“We are particularly keen to tell people in rural and regional areas about this program as we know that it is often hard for them to get enough help for this problem,” Professor Kavanagh said.
“The great thing about this program is that it is free and uses a series of letters…this means that people can get some help, no matter where they live.
“It may feel odd for them to ask for help if they are not actually depressed right now, but it is really important that they do something about it, before the depression comes back.”
Professor Kavanagh said that without counseling or support, for many people depression can be like a “roundabout” they feel they cannot get off.
“We know that over half the people who suffer from depression will have another episode in the next five years,” he said.
Over time, they are also more likely to get physical illnesses, or use alcohol or other drugs.”
Professor Kavanagh said the program, which has been running for over a year, was an ideal way of communicating with people who experience depression, as there was “something personal” about receiving a letter.
“The series of letters that our recruits receive will let them know when depression may happen in the future and help them to pick up early signs,” he said.
“The letters also get people to consider how they can look after their physical health.
“Each letter gives ideas to try out and shows them how they are going. There is also a toll free number people can use to talk to someone about how they are going.”
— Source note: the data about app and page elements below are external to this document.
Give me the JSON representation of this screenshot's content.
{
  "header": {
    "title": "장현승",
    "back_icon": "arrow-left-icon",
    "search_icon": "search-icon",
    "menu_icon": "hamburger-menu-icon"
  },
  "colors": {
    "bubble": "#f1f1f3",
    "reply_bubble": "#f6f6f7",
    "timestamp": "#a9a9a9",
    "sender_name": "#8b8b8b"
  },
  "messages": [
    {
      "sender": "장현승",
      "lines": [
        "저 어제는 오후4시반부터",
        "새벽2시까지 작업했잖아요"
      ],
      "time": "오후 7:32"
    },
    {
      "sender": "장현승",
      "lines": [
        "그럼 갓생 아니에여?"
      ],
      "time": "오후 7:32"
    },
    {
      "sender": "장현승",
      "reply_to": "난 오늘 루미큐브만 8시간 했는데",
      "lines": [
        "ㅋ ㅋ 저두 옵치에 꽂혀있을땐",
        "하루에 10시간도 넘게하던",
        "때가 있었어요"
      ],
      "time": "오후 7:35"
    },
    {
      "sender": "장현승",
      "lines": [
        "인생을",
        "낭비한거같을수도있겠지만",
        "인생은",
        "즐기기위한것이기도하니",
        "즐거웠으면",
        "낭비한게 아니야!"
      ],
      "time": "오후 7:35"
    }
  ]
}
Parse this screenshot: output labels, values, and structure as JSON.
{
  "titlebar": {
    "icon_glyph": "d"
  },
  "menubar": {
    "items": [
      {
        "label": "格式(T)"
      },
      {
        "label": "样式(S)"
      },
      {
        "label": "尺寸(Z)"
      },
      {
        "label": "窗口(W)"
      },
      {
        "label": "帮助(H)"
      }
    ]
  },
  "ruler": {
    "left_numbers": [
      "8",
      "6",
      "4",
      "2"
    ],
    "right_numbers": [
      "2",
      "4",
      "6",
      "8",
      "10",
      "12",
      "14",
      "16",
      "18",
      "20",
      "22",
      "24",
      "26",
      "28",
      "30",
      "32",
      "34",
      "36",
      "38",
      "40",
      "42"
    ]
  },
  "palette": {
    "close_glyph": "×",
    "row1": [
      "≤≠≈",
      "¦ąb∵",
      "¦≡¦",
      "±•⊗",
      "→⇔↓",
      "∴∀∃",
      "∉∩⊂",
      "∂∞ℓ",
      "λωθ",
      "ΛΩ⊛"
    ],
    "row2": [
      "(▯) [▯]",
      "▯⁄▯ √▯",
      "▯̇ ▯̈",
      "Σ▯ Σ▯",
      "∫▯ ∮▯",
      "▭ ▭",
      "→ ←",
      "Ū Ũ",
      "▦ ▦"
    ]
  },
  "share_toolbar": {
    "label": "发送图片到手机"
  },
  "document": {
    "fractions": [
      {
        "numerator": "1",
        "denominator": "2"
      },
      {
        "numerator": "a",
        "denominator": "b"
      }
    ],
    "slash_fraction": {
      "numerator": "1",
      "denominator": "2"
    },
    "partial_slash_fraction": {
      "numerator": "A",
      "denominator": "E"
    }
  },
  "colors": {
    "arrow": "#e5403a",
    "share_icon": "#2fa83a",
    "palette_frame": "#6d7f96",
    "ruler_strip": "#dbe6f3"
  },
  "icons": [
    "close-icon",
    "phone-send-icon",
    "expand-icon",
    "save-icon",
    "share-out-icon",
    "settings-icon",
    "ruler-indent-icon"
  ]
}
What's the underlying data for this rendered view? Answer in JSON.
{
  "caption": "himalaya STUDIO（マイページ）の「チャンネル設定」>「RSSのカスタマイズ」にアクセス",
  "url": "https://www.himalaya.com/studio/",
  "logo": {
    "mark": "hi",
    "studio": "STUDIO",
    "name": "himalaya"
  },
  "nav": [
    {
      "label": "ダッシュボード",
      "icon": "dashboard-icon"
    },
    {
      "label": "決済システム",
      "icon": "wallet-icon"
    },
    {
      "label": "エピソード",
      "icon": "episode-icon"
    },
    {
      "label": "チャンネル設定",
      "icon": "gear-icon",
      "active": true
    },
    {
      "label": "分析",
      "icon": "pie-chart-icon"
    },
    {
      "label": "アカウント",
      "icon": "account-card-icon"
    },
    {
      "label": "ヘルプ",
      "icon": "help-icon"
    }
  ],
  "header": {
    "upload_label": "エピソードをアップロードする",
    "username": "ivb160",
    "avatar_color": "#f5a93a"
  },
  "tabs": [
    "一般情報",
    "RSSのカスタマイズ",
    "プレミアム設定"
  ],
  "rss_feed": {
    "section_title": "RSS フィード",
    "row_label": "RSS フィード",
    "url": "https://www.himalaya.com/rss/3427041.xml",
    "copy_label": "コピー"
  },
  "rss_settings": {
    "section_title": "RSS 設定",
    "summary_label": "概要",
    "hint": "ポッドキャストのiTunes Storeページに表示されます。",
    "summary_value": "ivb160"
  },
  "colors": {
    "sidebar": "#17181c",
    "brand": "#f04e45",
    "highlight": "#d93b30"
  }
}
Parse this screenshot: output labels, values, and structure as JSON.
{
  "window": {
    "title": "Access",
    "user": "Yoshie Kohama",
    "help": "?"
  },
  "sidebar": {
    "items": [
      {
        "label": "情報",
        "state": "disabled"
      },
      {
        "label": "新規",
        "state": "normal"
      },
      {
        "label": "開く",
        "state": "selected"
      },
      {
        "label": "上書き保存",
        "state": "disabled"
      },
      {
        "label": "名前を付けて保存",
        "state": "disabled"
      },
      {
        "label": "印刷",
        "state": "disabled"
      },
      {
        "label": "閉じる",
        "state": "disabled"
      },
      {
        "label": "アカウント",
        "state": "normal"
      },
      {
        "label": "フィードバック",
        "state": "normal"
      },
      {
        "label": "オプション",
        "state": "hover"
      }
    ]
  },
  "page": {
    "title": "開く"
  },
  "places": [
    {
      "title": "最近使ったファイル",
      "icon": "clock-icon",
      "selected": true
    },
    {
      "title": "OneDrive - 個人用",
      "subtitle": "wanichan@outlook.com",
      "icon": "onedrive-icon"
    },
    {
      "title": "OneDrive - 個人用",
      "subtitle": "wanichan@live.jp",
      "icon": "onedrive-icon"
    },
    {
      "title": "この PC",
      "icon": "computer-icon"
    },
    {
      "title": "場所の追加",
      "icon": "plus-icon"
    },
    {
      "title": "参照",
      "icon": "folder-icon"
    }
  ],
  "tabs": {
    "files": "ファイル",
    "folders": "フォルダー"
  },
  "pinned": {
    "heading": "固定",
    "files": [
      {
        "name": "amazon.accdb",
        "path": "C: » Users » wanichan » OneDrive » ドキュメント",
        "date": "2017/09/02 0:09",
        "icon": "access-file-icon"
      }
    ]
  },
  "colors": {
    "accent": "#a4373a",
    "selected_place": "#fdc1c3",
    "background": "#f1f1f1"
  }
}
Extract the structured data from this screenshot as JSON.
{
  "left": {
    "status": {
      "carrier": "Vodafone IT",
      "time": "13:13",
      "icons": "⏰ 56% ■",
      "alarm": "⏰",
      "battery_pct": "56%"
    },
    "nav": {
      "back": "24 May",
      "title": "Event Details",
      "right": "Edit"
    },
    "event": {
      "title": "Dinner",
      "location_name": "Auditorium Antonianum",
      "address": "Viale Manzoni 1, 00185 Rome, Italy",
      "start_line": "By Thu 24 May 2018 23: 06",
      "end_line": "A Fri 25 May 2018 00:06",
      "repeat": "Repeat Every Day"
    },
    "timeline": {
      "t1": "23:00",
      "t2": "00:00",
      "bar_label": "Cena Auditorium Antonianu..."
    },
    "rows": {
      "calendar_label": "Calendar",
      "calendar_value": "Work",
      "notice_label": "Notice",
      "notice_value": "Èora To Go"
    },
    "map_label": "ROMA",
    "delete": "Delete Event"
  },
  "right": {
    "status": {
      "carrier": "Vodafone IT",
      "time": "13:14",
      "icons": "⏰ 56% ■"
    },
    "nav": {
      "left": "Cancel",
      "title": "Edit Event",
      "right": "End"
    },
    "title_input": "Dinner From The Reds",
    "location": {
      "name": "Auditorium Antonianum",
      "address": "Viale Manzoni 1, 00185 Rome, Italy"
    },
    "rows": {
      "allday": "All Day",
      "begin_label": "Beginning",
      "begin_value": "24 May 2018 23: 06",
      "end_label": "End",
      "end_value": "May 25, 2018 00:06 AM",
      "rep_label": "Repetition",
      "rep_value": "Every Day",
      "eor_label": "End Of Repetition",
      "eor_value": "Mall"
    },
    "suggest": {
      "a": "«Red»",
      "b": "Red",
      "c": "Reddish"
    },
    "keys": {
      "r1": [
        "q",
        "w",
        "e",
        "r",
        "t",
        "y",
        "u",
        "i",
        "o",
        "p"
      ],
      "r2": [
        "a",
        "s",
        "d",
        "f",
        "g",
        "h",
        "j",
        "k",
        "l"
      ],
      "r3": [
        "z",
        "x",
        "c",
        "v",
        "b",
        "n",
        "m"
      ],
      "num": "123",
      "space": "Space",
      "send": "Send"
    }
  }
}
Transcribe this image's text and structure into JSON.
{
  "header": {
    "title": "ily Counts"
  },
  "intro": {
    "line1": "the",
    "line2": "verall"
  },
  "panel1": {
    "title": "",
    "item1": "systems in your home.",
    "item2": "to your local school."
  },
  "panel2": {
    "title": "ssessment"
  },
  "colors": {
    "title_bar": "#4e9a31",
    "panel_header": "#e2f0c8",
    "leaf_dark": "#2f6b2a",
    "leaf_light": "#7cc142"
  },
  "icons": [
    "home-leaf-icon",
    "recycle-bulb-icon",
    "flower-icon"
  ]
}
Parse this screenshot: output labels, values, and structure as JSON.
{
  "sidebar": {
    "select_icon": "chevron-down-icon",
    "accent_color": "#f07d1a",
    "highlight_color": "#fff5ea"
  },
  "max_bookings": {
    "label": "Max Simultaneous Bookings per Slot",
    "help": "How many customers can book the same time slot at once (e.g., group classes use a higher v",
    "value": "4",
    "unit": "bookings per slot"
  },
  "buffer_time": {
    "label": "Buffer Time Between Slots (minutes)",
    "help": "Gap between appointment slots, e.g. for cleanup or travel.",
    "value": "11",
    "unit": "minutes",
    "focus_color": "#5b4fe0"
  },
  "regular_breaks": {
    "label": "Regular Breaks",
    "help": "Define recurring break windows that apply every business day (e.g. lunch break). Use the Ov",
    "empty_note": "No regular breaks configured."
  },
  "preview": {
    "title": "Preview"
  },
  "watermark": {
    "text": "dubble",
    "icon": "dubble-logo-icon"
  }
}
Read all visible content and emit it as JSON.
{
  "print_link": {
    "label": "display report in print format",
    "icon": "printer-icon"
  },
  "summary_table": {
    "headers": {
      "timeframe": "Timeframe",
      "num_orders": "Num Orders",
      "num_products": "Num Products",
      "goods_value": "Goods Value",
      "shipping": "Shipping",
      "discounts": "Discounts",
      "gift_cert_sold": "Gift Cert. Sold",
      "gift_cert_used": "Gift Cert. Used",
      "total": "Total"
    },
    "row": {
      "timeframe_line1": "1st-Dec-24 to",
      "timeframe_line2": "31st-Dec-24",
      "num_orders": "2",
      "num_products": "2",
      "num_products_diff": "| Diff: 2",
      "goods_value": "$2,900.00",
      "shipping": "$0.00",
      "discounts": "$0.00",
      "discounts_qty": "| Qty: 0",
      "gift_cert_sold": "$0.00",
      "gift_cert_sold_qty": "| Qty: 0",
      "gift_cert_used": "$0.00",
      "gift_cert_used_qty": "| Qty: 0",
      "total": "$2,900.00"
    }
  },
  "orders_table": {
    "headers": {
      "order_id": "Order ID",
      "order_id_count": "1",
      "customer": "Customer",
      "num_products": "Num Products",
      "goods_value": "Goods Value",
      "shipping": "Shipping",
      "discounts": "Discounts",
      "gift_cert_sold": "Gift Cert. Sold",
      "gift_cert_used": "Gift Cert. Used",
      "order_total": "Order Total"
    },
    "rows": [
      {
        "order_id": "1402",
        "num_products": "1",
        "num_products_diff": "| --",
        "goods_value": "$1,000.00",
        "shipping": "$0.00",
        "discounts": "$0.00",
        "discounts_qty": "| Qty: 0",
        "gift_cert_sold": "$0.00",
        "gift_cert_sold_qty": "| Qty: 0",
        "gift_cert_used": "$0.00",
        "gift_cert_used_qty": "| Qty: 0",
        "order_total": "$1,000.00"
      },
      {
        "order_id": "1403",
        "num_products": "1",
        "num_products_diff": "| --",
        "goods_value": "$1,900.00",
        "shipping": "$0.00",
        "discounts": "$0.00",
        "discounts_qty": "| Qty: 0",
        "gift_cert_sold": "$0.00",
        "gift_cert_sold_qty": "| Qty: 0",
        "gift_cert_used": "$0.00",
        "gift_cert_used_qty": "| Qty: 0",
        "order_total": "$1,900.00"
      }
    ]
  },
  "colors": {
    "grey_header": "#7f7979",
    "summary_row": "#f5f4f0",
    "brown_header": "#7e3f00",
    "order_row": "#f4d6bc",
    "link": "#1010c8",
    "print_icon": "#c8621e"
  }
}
‘Heather’, a participant in “On Track”, said the program was particularly helpful because it allowed her to retain a sense of anonymity while giving her the skills to take charge of her life.
“I think in city areas it is easier to be anonymous – if you want to go to a doctor it is easy to go across the city,” she said.
“If you are in a rural or country town where you are known, going to the doctor and saying I am experiencing these symptoms is harder to do…I think in some areas there is still a stigma associated with depression.
“For me, I’d find it hard to relate to people face to face.”
Heather said it was easy for her to forget about her depression when things were going really well, but through her participation in “On Track” she now had the skills to recognize symptoms early.
“The most helpful things for me in the program have been putting pleasant events into my day, finding my early warning signs for depression, challenging my thoughts, and the mindfulness activities.
“With “On Track” I can work at my own pace and there is always a number to call if I get stuck.”
Source: Research Australia